Task item:
Images excluded, return every record exactly as it reads.

(Data)

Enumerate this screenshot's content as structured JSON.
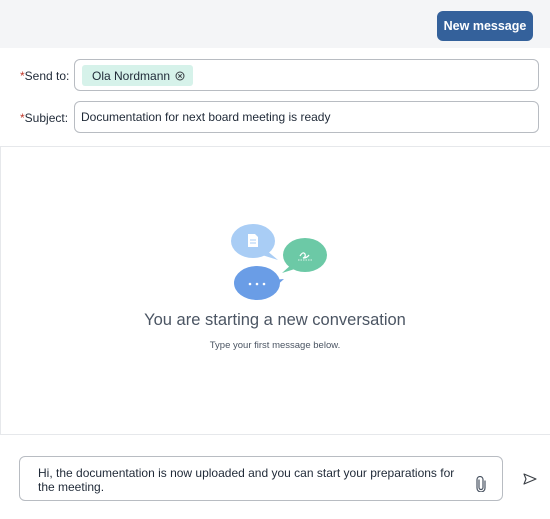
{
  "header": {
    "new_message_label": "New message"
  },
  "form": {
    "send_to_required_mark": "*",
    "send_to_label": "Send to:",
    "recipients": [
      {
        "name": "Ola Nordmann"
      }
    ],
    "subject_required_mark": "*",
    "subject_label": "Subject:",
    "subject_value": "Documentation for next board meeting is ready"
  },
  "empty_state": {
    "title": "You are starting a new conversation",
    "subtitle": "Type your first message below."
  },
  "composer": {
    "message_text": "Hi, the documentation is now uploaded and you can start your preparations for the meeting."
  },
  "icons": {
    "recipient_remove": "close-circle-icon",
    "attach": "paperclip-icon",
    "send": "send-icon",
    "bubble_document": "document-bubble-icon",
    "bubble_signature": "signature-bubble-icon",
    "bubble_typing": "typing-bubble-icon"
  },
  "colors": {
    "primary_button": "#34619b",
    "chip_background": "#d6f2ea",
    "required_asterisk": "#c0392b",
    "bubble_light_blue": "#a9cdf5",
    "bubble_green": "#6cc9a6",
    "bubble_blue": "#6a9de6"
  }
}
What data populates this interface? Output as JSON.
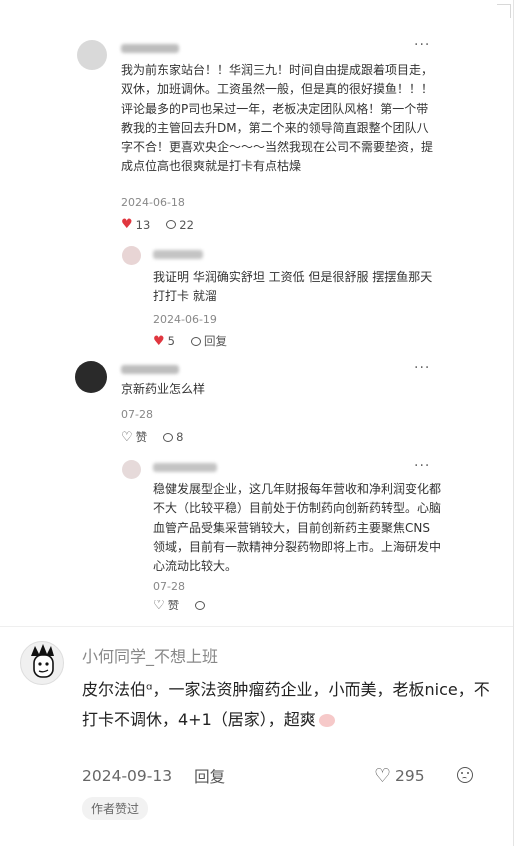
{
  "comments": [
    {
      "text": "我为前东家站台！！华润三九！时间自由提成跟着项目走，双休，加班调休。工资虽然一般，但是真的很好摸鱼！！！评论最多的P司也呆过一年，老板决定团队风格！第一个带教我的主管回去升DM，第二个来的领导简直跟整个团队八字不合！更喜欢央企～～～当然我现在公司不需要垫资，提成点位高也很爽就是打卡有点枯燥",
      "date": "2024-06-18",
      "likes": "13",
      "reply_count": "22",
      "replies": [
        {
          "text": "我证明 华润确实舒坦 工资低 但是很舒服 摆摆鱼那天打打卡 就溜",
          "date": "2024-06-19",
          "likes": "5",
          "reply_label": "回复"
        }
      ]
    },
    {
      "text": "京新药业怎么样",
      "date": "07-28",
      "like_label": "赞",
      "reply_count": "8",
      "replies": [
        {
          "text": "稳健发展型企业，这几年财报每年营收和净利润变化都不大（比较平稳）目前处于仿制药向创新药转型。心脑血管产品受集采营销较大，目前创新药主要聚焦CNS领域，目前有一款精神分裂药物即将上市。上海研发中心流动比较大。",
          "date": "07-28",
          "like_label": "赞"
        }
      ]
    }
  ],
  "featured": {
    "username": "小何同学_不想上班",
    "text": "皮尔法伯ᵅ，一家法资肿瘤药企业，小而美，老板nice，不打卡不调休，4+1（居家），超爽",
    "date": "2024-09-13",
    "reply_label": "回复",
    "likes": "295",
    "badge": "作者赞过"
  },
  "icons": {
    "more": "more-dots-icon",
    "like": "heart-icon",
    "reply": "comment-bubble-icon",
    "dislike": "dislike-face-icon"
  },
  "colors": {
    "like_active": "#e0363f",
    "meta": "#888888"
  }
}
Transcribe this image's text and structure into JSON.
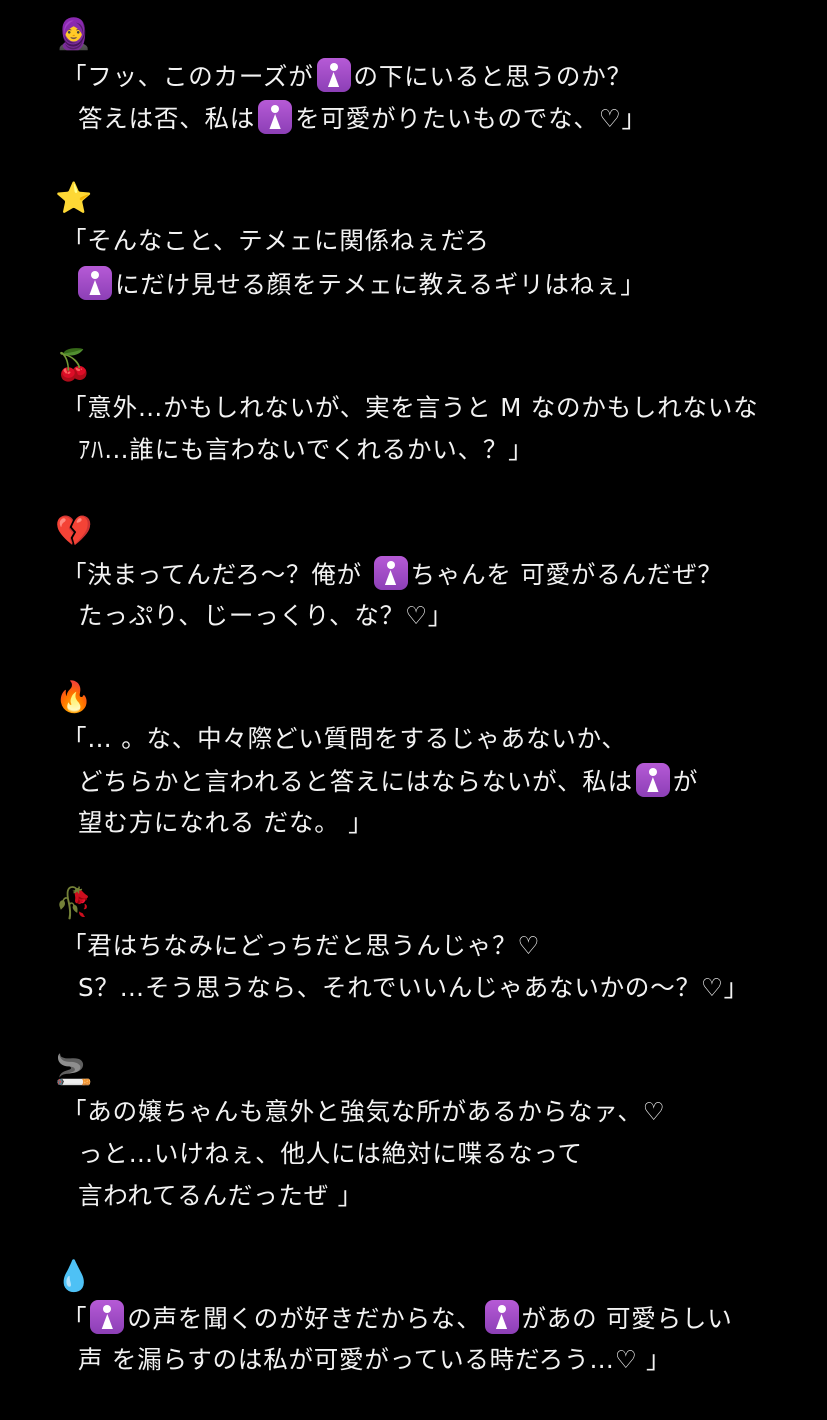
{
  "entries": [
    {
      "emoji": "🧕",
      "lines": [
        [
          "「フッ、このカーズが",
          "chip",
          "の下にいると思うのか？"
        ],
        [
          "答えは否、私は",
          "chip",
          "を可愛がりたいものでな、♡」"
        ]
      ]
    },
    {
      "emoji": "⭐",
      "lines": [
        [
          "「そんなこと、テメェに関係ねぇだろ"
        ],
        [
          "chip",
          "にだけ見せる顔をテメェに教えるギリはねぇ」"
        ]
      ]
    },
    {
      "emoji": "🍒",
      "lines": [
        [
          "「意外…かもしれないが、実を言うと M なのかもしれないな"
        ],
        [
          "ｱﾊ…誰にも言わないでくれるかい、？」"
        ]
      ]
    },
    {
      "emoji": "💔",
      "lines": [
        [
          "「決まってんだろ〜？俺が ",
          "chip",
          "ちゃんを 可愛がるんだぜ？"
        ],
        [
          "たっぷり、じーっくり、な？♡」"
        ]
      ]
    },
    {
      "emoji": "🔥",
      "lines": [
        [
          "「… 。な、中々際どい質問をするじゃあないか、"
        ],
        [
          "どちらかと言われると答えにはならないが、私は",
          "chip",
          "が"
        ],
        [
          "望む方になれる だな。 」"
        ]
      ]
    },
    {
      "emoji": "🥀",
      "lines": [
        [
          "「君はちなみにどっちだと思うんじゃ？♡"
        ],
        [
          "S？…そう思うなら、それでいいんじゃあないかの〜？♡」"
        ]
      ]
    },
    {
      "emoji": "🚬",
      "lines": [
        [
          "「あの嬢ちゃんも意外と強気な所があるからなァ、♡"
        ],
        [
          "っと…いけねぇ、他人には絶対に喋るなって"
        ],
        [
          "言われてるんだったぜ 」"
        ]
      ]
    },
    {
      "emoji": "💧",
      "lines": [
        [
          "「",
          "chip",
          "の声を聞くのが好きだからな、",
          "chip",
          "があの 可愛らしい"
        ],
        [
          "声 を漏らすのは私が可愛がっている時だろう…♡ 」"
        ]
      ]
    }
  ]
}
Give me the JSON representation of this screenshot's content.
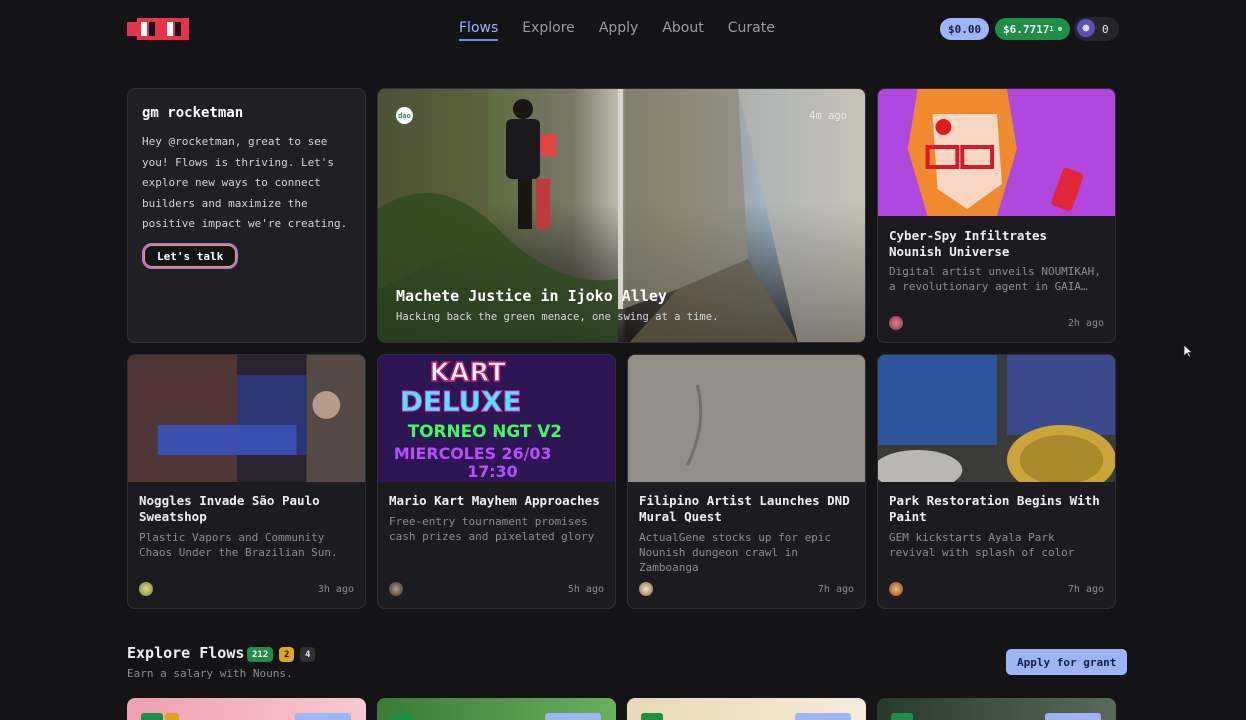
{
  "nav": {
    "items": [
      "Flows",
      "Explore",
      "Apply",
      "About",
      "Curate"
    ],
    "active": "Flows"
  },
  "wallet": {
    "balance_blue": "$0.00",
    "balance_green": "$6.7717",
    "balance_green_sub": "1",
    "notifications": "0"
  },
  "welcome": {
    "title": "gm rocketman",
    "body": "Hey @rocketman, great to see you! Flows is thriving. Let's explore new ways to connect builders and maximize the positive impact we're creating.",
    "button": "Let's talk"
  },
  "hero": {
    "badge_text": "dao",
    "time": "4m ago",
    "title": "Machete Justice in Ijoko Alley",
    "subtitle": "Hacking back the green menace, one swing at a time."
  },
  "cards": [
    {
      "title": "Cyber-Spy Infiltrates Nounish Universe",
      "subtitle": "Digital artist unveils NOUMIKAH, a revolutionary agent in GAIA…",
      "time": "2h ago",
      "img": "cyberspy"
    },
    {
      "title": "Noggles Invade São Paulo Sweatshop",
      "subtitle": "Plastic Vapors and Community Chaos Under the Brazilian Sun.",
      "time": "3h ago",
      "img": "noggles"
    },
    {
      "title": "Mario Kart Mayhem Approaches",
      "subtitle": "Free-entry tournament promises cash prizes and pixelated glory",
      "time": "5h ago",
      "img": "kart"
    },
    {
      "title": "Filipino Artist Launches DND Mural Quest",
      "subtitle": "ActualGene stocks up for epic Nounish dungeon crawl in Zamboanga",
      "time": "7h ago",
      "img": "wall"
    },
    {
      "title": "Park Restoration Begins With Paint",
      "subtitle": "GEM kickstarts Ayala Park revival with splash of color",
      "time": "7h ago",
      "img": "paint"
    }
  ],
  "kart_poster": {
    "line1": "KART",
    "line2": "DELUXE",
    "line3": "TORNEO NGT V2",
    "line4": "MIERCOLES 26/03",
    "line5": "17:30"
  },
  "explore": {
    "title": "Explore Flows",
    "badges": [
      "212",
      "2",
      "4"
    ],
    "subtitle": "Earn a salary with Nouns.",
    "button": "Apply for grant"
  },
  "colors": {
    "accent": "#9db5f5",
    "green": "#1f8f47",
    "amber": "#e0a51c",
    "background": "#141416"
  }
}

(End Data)

Reply:
Enumerate this screenshot's content as structured JSON.
{
  "header": {
    "new_message_label": "New message"
  },
  "form": {
    "send_to_required_mark": "*",
    "send_to_label": "Send to:",
    "recipients": [
      {
        "name": "Ola Nordmann"
      }
    ],
    "subject_required_mark": "*",
    "subject_label": "Subject:",
    "subject_value": "Documentation for next board meeting is ready"
  },
  "empty_state": {
    "title": "You are starting a new conversation",
    "subtitle": "Type your first message below."
  },
  "composer": {
    "message_text": "Hi, the documentation is now uploaded and you can start your preparations for the meeting."
  },
  "icons": {
    "recipient_remove": "close-circle-icon",
    "attach": "paperclip-icon",
    "send": "send-icon",
    "bubble_document": "document-bubble-icon",
    "bubble_signature": "signature-bubble-icon",
    "bubble_typing": "typing-bubble-icon"
  },
  "colors": {
    "primary_button": "#34619b",
    "chip_background": "#d6f2ea",
    "required_asterisk": "#c0392b",
    "bubble_light_blue": "#a9cdf5",
    "bubble_green": "#6cc9a6",
    "bubble_blue": "#6a9de6"
  }
}
What data populates this interface? Output as JSON.
{
  "comments": [
    {
      "text": "我为前东家站台！！华润三九！时间自由提成跟着项目走，双休，加班调休。工资虽然一般，但是真的很好摸鱼！！！评论最多的P司也呆过一年，老板决定团队风格！第一个带教我的主管回去升DM，第二个来的领导简直跟整个团队八字不合！更喜欢央企～～～当然我现在公司不需要垫资，提成点位高也很爽就是打卡有点枯燥",
      "date": "2024-06-18",
      "likes": "13",
      "reply_count": "22",
      "replies": [
        {
          "text": "我证明 华润确实舒坦 工资低 但是很舒服 摆摆鱼那天打打卡 就溜",
          "date": "2024-06-19",
          "likes": "5",
          "reply_label": "回复"
        }
      ]
    },
    {
      "text": "京新药业怎么样",
      "date": "07-28",
      "like_label": "赞",
      "reply_count": "8",
      "replies": [
        {
          "text": "稳健发展型企业，这几年财报每年营收和净利润变化都不大（比较平稳）目前处于仿制药向创新药转型。心脑血管产品受集采营销较大，目前创新药主要聚焦CNS领域，目前有一款精神分裂药物即将上市。上海研发中心流动比较大。",
          "date": "07-28",
          "like_label": "赞"
        }
      ]
    }
  ],
  "featured": {
    "username": "小何同学_不想上班",
    "text": "皮尔法伯ᵅ，一家法资肿瘤药企业，小而美，老板nice，不打卡不调休，4+1（居家），超爽",
    "date": "2024-09-13",
    "reply_label": "回复",
    "likes": "295",
    "badge": "作者赞过"
  },
  "icons": {
    "more": "more-dots-icon",
    "like": "heart-icon",
    "reply": "comment-bubble-icon",
    "dislike": "dislike-face-icon"
  },
  "colors": {
    "like_active": "#e0363f",
    "meta": "#888888"
  }
}
Transcribe this image's text and structure into JSON.
{
  "entries": [
    {
      "emoji": "🧕",
      "lines": [
        [
          "「フッ、このカーズが",
          "chip",
          "の下にいると思うのか？"
        ],
        [
          "答えは否、私は",
          "chip",
          "を可愛がりたいものでな、♡」"
        ]
      ]
    },
    {
      "emoji": "⭐",
      "lines": [
        [
          "「そんなこと、テメェに関係ねぇだろ"
        ],
        [
          "chip",
          "にだけ見せる顔をテメェに教えるギリはねぇ」"
        ]
      ]
    },
    {
      "emoji": "🍒",
      "lines": [
        [
          "「意外…かもしれないが、実を言うと M なのかもしれないな"
        ],
        [
          "ｱﾊ…誰にも言わないでくれるかい、？」"
        ]
      ]
    },
    {
      "emoji": "💔",
      "lines": [
        [
          "「決まってんだろ〜？俺が ",
          "chip",
          "ちゃんを 可愛がるんだぜ？"
        ],
        [
          "たっぷり、じーっくり、な？♡」"
        ]
      ]
    },
    {
      "emoji": "🔥",
      "lines": [
        [
          "「… 。な、中々際どい質問をするじゃあないか、"
        ],
        [
          "どちらかと言われると答えにはならないが、私は",
          "chip",
          "が"
        ],
        [
          "望む方になれる だな。 」"
        ]
      ]
    },
    {
      "emoji": "🥀",
      "lines": [
        [
          "「君はちなみにどっちだと思うんじゃ？♡"
        ],
        [
          "S？…そう思うなら、それでいいんじゃあないかの〜？♡」"
        ]
      ]
    },
    {
      "emoji": "🚬",
      "lines": [
        [
          "「あの嬢ちゃんも意外と強気な所があるからなァ、♡"
        ],
        [
          "っと…いけねぇ、他人には絶対に喋るなって"
        ],
        [
          "言われてるんだったぜ 」"
        ]
      ]
    },
    {
      "emoji": "💧",
      "lines": [
        [
          "「",
          "chip",
          "の声を聞くのが好きだからな、",
          "chip",
          "があの 可愛らしい"
        ],
        [
          "声 を漏らすのは私が可愛がっている時だろう…♡ 」"
        ]
      ]
    }
  ]
}
Give me the JSON representation of this screenshot's content.
{
  "nav": {
    "items": [
      "Flows",
      "Explore",
      "Apply",
      "About",
      "Curate"
    ],
    "active": "Flows"
  },
  "wallet": {
    "balance_blue": "$0.00",
    "balance_green": "$6.7717",
    "balance_green_sub": "1",
    "notifications": "0"
  },
  "welcome": {
    "title": "gm rocketman",
    "body": "Hey @rocketman, great to see you! Flows is thriving. Let's explore new ways to connect builders and maximize the positive impact we're creating.",
    "button": "Let's talk"
  },
  "hero": {
    "badge_text": "dao",
    "time": "4m ago",
    "title": "Machete Justice in Ijoko Alley",
    "subtitle": "Hacking back the green menace, one swing at a time."
  },
  "cards": [
    {
      "title": "Cyber-Spy Infiltrates Nounish Universe",
      "subtitle": "Digital artist unveils NOUMIKAH, a revolutionary agent in GAIA…",
      "time": "2h ago",
      "img": "cyberspy"
    },
    {
      "title": "Noggles Invade São Paulo Sweatshop",
      "subtitle": "Plastic Vapors and Community Chaos Under the Brazilian Sun.",
      "time": "3h ago",
      "img": "noggles"
    },
    {
      "title": "Mario Kart Mayhem Approaches",
      "subtitle": "Free-entry tournament promises cash prizes and pixelated glory",
      "time": "5h ago",
      "img": "kart"
    },
    {
      "title": "Filipino Artist Launches DND Mural Quest",
      "subtitle": "ActualGene stocks up for epic Nounish dungeon crawl in Zamboanga",
      "time": "7h ago",
      "img": "wall"
    },
    {
      "title": "Park Restoration Begins With Paint",
      "subtitle": "GEM kickstarts Ayala Park revival with splash of color",
      "time": "7h ago",
      "img": "paint"
    }
  ],
  "kart_poster": {
    "line1": "KART",
    "line2": "DELUXE",
    "line3": "TORNEO NGT V2",
    "line4": "MIERCOLES 26/03",
    "line5": "17:30"
  },
  "explore": {
    "title": "Explore Flows",
    "badges": [
      "212",
      "2",
      "4"
    ],
    "subtitle": "Earn a salary with Nouns.",
    "button": "Apply for grant"
  },
  "colors": {
    "accent": "#9db5f5",
    "green": "#1f8f47",
    "amber": "#e0a51c",
    "background": "#141416"
  }
}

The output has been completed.